>>

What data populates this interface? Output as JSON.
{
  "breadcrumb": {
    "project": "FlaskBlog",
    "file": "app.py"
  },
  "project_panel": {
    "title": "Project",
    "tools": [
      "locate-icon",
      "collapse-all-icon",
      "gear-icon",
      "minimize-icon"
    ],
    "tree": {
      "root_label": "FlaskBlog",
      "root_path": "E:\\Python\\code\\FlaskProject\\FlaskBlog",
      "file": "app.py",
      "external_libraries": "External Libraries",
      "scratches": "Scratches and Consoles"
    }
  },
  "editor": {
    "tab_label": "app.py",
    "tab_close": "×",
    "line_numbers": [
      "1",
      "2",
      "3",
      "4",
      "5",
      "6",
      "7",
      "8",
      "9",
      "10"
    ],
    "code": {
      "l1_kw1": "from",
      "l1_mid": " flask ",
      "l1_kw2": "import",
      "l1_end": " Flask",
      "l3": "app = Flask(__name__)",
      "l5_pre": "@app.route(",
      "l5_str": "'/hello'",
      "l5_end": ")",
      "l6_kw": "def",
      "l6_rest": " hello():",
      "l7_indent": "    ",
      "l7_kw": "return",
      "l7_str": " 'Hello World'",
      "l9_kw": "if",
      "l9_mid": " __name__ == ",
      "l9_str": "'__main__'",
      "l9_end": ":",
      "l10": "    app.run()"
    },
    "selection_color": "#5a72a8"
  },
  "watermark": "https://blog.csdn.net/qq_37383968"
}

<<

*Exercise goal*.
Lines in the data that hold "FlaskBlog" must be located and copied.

*Task output*.
    "project": "FlaskBlog",
      "root_label": "FlaskBlog",
      "root_path": "E:\\Python\\code\\FlaskProject\\FlaskBlog",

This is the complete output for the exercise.